Saved entries

- - - -

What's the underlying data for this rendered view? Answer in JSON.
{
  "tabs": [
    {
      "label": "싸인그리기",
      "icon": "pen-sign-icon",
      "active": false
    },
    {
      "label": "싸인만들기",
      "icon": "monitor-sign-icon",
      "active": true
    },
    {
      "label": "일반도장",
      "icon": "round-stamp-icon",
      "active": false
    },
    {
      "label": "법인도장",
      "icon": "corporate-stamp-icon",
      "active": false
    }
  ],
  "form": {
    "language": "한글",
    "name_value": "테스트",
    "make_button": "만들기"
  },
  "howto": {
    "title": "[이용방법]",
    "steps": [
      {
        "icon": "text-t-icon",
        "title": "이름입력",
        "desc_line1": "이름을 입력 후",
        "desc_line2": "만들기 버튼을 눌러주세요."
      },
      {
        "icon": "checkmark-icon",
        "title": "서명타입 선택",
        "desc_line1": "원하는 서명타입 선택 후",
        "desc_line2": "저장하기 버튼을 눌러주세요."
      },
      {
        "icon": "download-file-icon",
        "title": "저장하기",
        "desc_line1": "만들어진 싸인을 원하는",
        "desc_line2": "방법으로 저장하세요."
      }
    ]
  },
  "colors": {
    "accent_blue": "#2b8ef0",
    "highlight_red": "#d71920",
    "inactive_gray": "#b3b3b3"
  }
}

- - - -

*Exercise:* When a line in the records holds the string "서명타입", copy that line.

*Solution to this task:*
        "title": "서명타입 선택",
        "desc_line1": "원하는 서명타입 선택 후",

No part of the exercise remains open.